Posted August 27, 2012
Aurora, N.C. — Hurricane Irene flooded Carolina Seafood in Aurora with a 9-foot storm surge last August, closing the family business and leaving 60 people jobless in a county with an unemployment rate over 11.5 percent. No government aid came to help repair and reopen the business.
But that didn't stop the owner of the Beaufort County crab-processing company from picking up the pieces.
"You have somewhat a responsiblity to the community," Carolina Seafood owner Vance Henries. "It's not all about me. It's about other people and doing what's right for them."
On Aug. 27, 2011, Category 1 Irene perched over North Carolina for more than 12 hours, pushing the storm surge farther inland than previous hurricanes. In all, it caused more than $1.2 billion in damage in more than a third of North Carolina's 100 counties.
Carolina Seafood was among the devastated homes and businesses.

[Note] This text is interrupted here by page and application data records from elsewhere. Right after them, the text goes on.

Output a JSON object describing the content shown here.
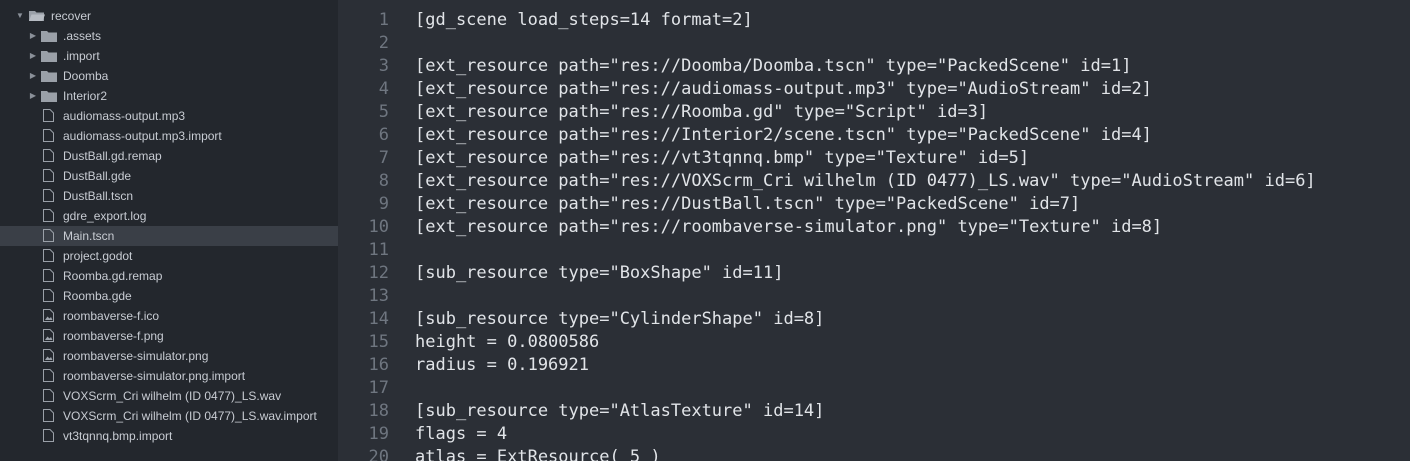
{
  "file_tree": {
    "root": {
      "label": "recover",
      "icon": "folder-open-icon"
    },
    "items": [
      {
        "label": ".assets",
        "icon": "folder-icon"
      },
      {
        "label": ".import",
        "icon": "folder-icon"
      },
      {
        "label": "Doomba",
        "icon": "folder-icon"
      },
      {
        "label": "Interior2",
        "icon": "folder-icon"
      },
      {
        "label": "audiomass-output.mp3",
        "icon": "file-icon"
      },
      {
        "label": "audiomass-output.mp3.import",
        "icon": "file-icon"
      },
      {
        "label": "DustBall.gd.remap",
        "icon": "file-icon"
      },
      {
        "label": "DustBall.gde",
        "icon": "file-icon"
      },
      {
        "label": "DustBall.tscn",
        "icon": "file-icon"
      },
      {
        "label": "gdre_export.log",
        "icon": "file-icon"
      },
      {
        "label": "Main.tscn",
        "icon": "file-icon"
      },
      {
        "label": "project.godot",
        "icon": "file-icon"
      },
      {
        "label": "Roomba.gd.remap",
        "icon": "file-icon"
      },
      {
        "label": "Roomba.gde",
        "icon": "file-icon"
      },
      {
        "label": "roombaverse-f.ico",
        "icon": "image-file-icon"
      },
      {
        "label": "roombaverse-f.png",
        "icon": "image-file-icon"
      },
      {
        "label": "roombaverse-simulator.png",
        "icon": "image-file-icon"
      },
      {
        "label": "roombaverse-simulator.png.import",
        "icon": "file-icon"
      },
      {
        "label": "VOXScrm_Cri wilhelm (ID 0477)_LS.wav",
        "icon": "file-icon"
      },
      {
        "label": "VOXScrm_Cri wilhelm (ID 0477)_LS.wav.import",
        "icon": "file-icon"
      },
      {
        "label": "vt3tqnnq.bmp.import",
        "icon": "file-icon"
      }
    ],
    "selected": "Main.tscn"
  },
  "editor": {
    "lines": [
      {
        "n": "1",
        "text": "[gd_scene load_steps=14 format=2]"
      },
      {
        "n": "2",
        "text": ""
      },
      {
        "n": "3",
        "text": "[ext_resource path=\"res://Doomba/Doomba.tscn\" type=\"PackedScene\" id=1]"
      },
      {
        "n": "4",
        "text": "[ext_resource path=\"res://audiomass-output.mp3\" type=\"AudioStream\" id=2]"
      },
      {
        "n": "5",
        "text": "[ext_resource path=\"res://Roomba.gd\" type=\"Script\" id=3]"
      },
      {
        "n": "6",
        "text": "[ext_resource path=\"res://Interior2/scene.tscn\" type=\"PackedScene\" id=4]"
      },
      {
        "n": "7",
        "text": "[ext_resource path=\"res://vt3tqnnq.bmp\" type=\"Texture\" id=5]"
      },
      {
        "n": "8",
        "text": "[ext_resource path=\"res://VOXScrm_Cri wilhelm (ID 0477)_LS.wav\" type=\"AudioStream\" id=6]"
      },
      {
        "n": "9",
        "text": "[ext_resource path=\"res://DustBall.tscn\" type=\"PackedScene\" id=7]"
      },
      {
        "n": "10",
        "text": "[ext_resource path=\"res://roombaverse-simulator.png\" type=\"Texture\" id=8]"
      },
      {
        "n": "11",
        "text": ""
      },
      {
        "n": "12",
        "text": "[sub_resource type=\"BoxShape\" id=11]"
      },
      {
        "n": "13",
        "text": ""
      },
      {
        "n": "14",
        "text": "[sub_resource type=\"CylinderShape\" id=8]"
      },
      {
        "n": "15",
        "text": "height = 0.0800586"
      },
      {
        "n": "16",
        "text": "radius = 0.196921"
      },
      {
        "n": "17",
        "text": ""
      },
      {
        "n": "18",
        "text": "[sub_resource type=\"AtlasTexture\" id=14]"
      },
      {
        "n": "19",
        "text": "flags = 4"
      },
      {
        "n": "20",
        "text": "atlas = ExtResource( 5 )"
      }
    ]
  },
  "colors": {
    "sidebar_bg": "#23272d",
    "editor_bg": "#2b2f36",
    "selected_row": "#3a3f47",
    "code_text": "#e1e4e8",
    "line_number": "#6f7680",
    "tree_text": "#c8ccd3"
  }
}
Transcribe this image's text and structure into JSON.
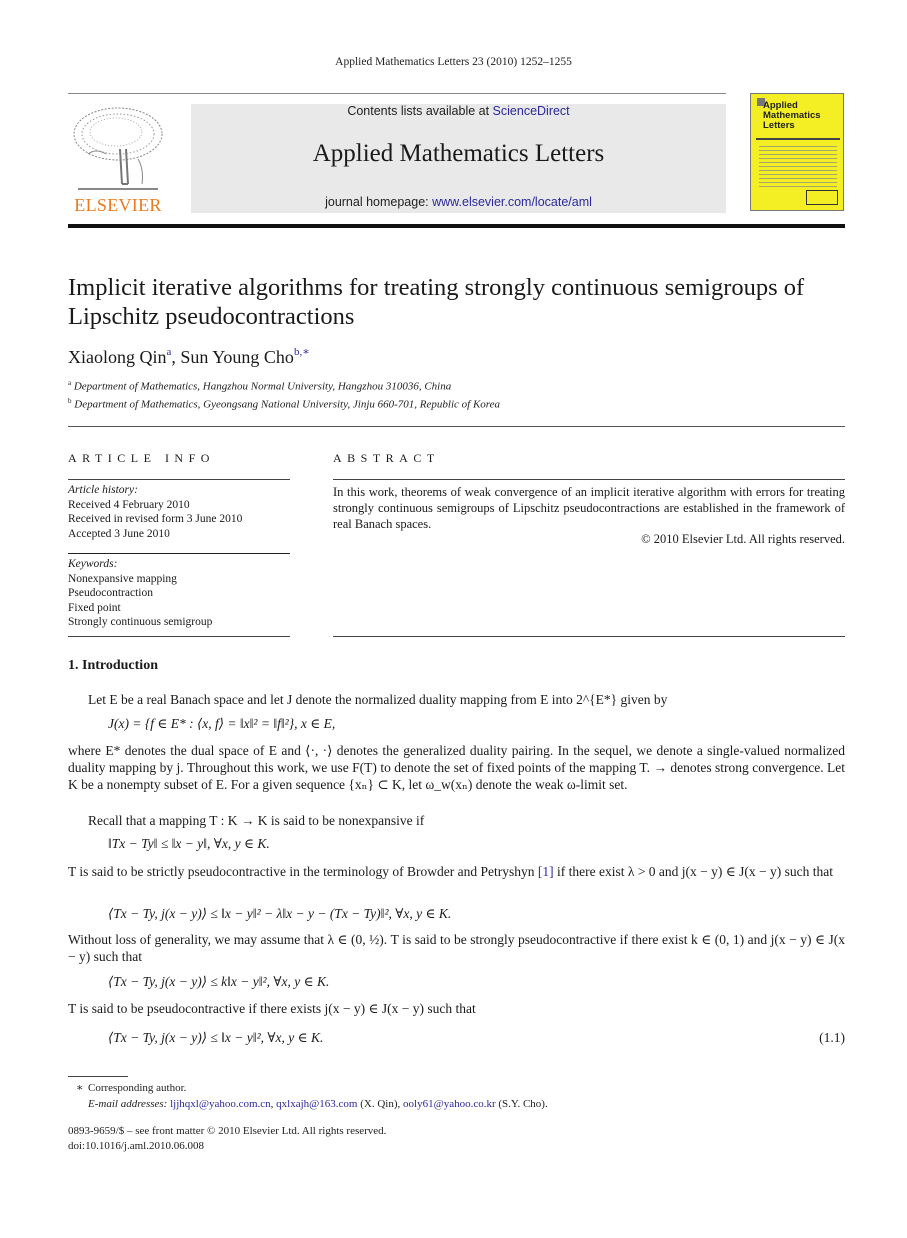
{
  "running_head": "Applied Mathematics Letters 23 (2010) 1252–1255",
  "masthead": {
    "contents_prefix": "Contents lists available at ",
    "contents_link": "ScienceDirect",
    "journal_title": "Applied Mathematics Letters",
    "homepage_prefix": "journal homepage: ",
    "homepage_link": "www.elsevier.com/locate/aml",
    "publisher_logo_text": "ELSEVIER",
    "cover_title_lines": [
      "Applied",
      "Mathematics",
      "Letters"
    ]
  },
  "article": {
    "title": "Implicit iterative algorithms for treating strongly continuous semigroups of Lipschitz pseudocontractions",
    "authors": [
      {
        "name": "Xiaolong Qin",
        "sup": "a"
      },
      {
        "name": "Sun Young Cho",
        "sup": "b,∗"
      }
    ],
    "author_separator": ", ",
    "affiliations": [
      {
        "mark": "a",
        "text": "Department of Mathematics, Hangzhou Normal University, Hangzhou 310036, China"
      },
      {
        "mark": "b",
        "text": "Department of Mathematics, Gyeongsang National University, Jinju 660-701, Republic of Korea"
      }
    ]
  },
  "article_info": {
    "heading": "ARTICLE INFO",
    "history_label": "Article history:",
    "history": [
      "Received 4 February 2010",
      "Received in revised form 3 June 2010",
      "Accepted 3 June 2010"
    ],
    "keywords_label": "Keywords:",
    "keywords": [
      "Nonexpansive mapping",
      "Pseudocontraction",
      "Fixed point",
      "Strongly continuous semigroup"
    ]
  },
  "abstract": {
    "heading": "ABSTRACT",
    "text": "In this work, theorems of weak convergence of an implicit iterative algorithm with errors for treating strongly continuous semigroups of Lipschitz pseudocontractions are established in the framework of real Banach spaces.",
    "copyright": "© 2010 Elsevier Ltd. All rights reserved."
  },
  "introduction": {
    "heading": "1.  Introduction",
    "p1": "Let E be a real Banach space and let J denote the normalized duality mapping from E into 2^{E*} given by",
    "eq_J": "J(x) = {f ∈ E* : ⟨x, f⟩ = ‖x‖² = ‖f‖²},    x ∈ E,",
    "p2": "where E* denotes the dual space of E and ⟨·, ·⟩ denotes the generalized duality pairing. In the sequel, we denote a single-valued normalized duality mapping by j. Throughout this work, we use F(T) to denote the set of fixed points of the mapping T. → denotes strong convergence. Let K be a nonempty subset of E. For a given sequence {xₙ} ⊂ K, let ω_w(xₙ) denote the weak ω-limit set.",
    "p3": "Recall that a mapping T : K → K is said to be nonexpansive if",
    "eq_nonexp": "‖Tx − Ty‖ ≤ ‖x − y‖,    ∀x, y ∈ K.",
    "p4_a": "T is said to be strictly pseudocontractive in the terminology of Browder and Petryshyn ",
    "p4_ref": "[1]",
    "p4_b": " if there exist λ > 0 and j(x − y) ∈ J(x − y) such that",
    "eq_strict": "⟨Tx − Ty, j(x − y)⟩ ≤ ‖x − y‖² − λ‖x − y − (Tx − Ty)‖²,    ∀x, y ∈ K.",
    "p5": "Without loss of generality, we may assume that λ ∈ (0, ½). T is said to be strongly pseudocontractive if there exist k ∈ (0, 1) and j(x − y) ∈ J(x − y) such that",
    "eq_strong": "⟨Tx − Ty, j(x − y)⟩ ≤ k‖x − y‖²,    ∀x, y ∈ K.",
    "p6": "T is said to be pseudocontractive if there exists j(x − y) ∈ J(x − y) such that",
    "eq_pseudo": "⟨Tx − Ty, j(x − y)⟩ ≤ ‖x − y‖²,    ∀x, y ∈ K.",
    "eq_pseudo_number": "(1.1)"
  },
  "footnotes": {
    "star": "∗",
    "corresponding": "Corresponding author.",
    "email_label": "E-mail addresses:",
    "emails": [
      {
        "address": "ljjhqxl@yahoo.com.cn",
        "suffix": ", "
      },
      {
        "address": "qxlxajh@163.com",
        "suffix": " (X. Qin), "
      },
      {
        "address": "ooly61@yahoo.co.kr",
        "suffix": " (S.Y. Cho)."
      }
    ],
    "front_matter": "0893-9659/$ – see front matter © 2010 Elsevier Ltd. All rights reserved.",
    "doi": "doi:10.1016/j.aml.2010.06.008"
  },
  "colors": {
    "link": "#2a2a9c",
    "elsevier_orange": "#e87b1e",
    "cover_yellow": "#f4ee25",
    "masthead_gray": "#e9e9e9"
  }
}
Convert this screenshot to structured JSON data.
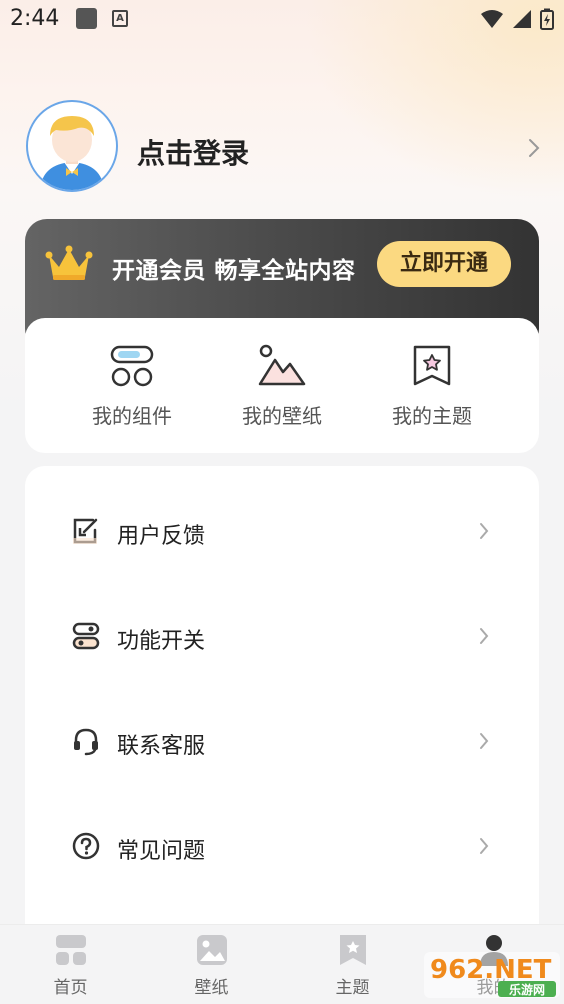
{
  "status_bar": {
    "time": "2:44"
  },
  "profile": {
    "login_label": "点击登录"
  },
  "vip": {
    "text": "开通会员 畅享全站内容",
    "button_label": "立即开通"
  },
  "shortcuts": [
    {
      "label": "我的组件",
      "icon": "widgets-icon"
    },
    {
      "label": "我的壁纸",
      "icon": "wallpaper-icon"
    },
    {
      "label": "我的主题",
      "icon": "theme-icon"
    }
  ],
  "menu": [
    {
      "label": "用户反馈",
      "icon": "feedback-icon"
    },
    {
      "label": "功能开关",
      "icon": "toggle-icon"
    },
    {
      "label": "联系客服",
      "icon": "headset-icon"
    },
    {
      "label": "常见问题",
      "icon": "question-icon"
    }
  ],
  "bottom_nav": [
    {
      "label": "首页",
      "icon": "home-icon"
    },
    {
      "label": "壁纸",
      "icon": "wallpaper-icon"
    },
    {
      "label": "主题",
      "icon": "theme-icon"
    },
    {
      "label": "我的",
      "icon": "profile-icon",
      "active": true
    }
  ],
  "watermark": {
    "text": "962.NET",
    "subtext": "乐游网"
  },
  "colors": {
    "accent": "#fbd981",
    "vip_bg": "#4a4a4a",
    "avatar_ring": "#6aa6e8"
  }
}
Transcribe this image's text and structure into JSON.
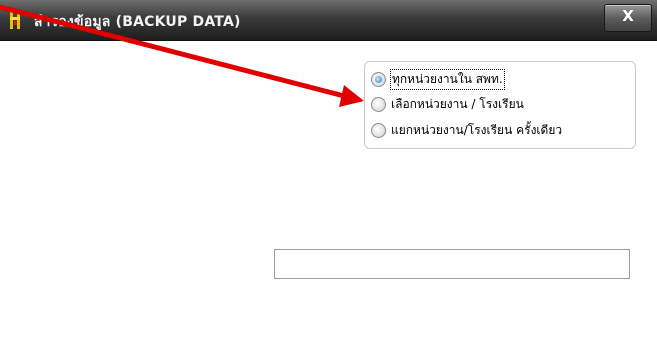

"I just went to my knees and cried," Henries remembered seeing the damage for the first time. "Walls were busted in. We had trees, floating trees, that had come in like torpedoes and just took walls out."
A year later, the building has been repaired, and nearly 50 people are back at work for the crab-processing company.
Elsie Cradle said she's grateful to continue picking crabs, work she has done for 62 years.
"It gives us something to do," Cradle said.
Challenges for the business remain. The crab harvest is smaller this year.
But after a tough year, Henries said he's proud to have rebuilt his business without taking a single dime in government aid.
"We take what we can get. I know the good Lord will provide for us," he said. "We'll stay right here as long as we can."